Top tip: if you can, have water and/or boats in the background and do smile!
This is where you list the following:
- Phone Number (in the international format)
- Email Address which must be easy to copy, sensible and professional
- Date of Birth
- Nationality (just state where you’re from – do not state the colour of your skin)
- Health – include “ENG 1” (medical certificate which you will be required to obtain prior to accepting a job) and state if you’re a non-smoker and have no tattoos. If you have any visible tattoos then mention that here. A visible tattoo is one that is not hidden by a polo shirt and a pair of shorts.
- Languages – only to be included if you speak languages in addition to English
- Driving licence – if you only have a provisional or do not have one at all then delete this
- Current Location – there is no need to be too specific; UK or South of France is enough
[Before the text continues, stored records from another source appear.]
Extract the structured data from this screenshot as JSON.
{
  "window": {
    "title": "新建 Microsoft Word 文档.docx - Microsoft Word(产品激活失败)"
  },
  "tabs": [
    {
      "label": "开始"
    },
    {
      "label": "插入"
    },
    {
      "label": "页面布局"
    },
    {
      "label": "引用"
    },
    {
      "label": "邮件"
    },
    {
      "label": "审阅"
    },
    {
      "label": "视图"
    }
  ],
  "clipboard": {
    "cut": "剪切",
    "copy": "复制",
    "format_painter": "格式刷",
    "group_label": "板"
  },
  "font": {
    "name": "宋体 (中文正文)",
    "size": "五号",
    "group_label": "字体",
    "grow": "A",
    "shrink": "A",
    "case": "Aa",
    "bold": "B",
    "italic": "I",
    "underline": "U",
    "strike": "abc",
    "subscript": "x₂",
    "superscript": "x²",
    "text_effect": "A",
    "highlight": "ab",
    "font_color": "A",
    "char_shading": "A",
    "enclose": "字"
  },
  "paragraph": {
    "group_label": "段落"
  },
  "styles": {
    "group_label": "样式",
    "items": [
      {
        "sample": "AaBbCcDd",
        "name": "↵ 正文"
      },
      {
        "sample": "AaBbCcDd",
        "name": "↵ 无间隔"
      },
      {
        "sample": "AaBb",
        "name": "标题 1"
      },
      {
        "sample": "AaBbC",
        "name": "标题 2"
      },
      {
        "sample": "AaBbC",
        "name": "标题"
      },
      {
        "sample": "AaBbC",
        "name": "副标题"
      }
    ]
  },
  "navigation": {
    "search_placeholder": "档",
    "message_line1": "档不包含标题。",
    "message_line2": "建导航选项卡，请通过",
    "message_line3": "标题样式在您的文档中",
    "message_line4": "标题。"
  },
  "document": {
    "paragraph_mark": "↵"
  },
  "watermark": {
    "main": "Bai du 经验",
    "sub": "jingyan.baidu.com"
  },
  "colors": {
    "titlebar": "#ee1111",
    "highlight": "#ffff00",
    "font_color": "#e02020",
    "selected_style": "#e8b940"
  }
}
This is a really important section as it needs to encourage a potential employer to read the rest of your CV. Grab the reader’s attention in 4-6 lines showing them your personality, transferable skills and experience. It should be very specific to you and focus on why you have decided on a career in yachting. State what position you’re looking for and what your end goal is (eg I am looking for a position as a deckhand with a view to one day becoming an officer of the watch).
List these in order of importance – eg if you have your Professional Yachtmaster Offshore then state that first with your STCW next. List your qualifications as bullet points in two columns in order to save space and for a better overall appearance. Make sure you include all your qualifications relevant to the yachting industry including any dinghy or diving qualifications you’ve obtained previously. If you have your commercial drone pilot licence then include this here. Only put down the top level of each qualification so if you have Day Skipper, don’t include Competent Crew.
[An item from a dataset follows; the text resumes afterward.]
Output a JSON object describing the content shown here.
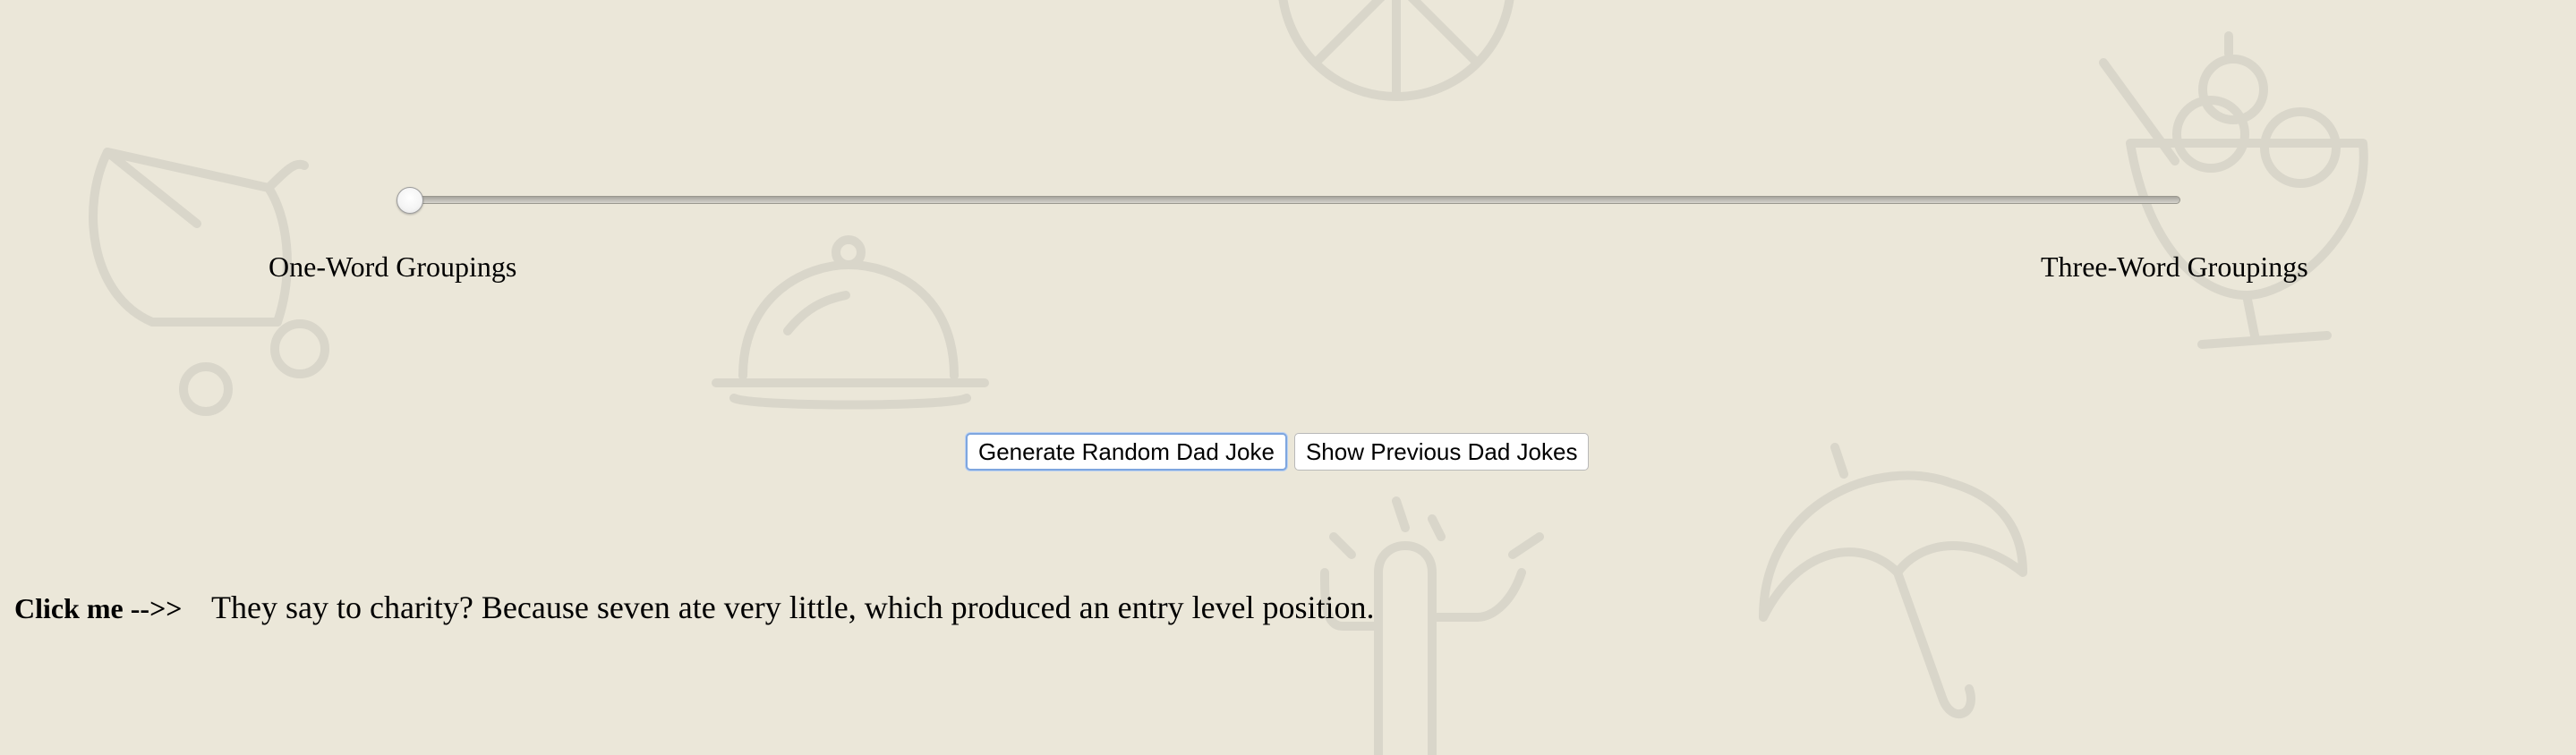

This section gives you the opportunity to drill down on all of your water-based experience. Include all your previous sea time whether it be from courses, employment, work experience, holidays or voluntary work. Put a new heading for each entry and write a few lines about each one.
Include all your previous non water-based employment, work experience or voluntary work here. Think about the transferable skills that you have gained from those experiences and bring them to the attention of the reader. You might have skills in hospitality, manual labour and time-management, have a strong work ethic or good organisational skills. Perhaps a previous job required you to be well-presented and with the ability to deal with high-net-worth individuals. These are all important and transferable skills to focus on in this section.
You do not need to go into great detail in this section. Include your university/school/college, the year when you obtained your degree/A levels/BTEC/GCSEs and a summary of your grades (eg 7 GSCSEs grades A-C). Note that GCSEs does not require an apostrophe! Put your most recent achievement first.
Hobbies and Interests
Even though this section will be towards the bottom of your second page it is another very important section where your potential employer can learn what type of person you are and whether you’re likely to be a good fit for the boat or company. Make sure you sound interesting and as someone who’d be a good addition to a crew or team. Just to reiterate, you must not lie!
You should try to list 3 referees here with their contact details (name, position, company, telephone number written in the international format and email address. DO NOT say “available on request”. If you already have a written reference then you can add this as a third page to your CV. The quicker an employer can get hold of your references, the more likely you are to get offered the job. Do make sure you’ve asked each of your referees for their permission and let them know that they might be contacted. Previous employers, instructors or teachers are ideal.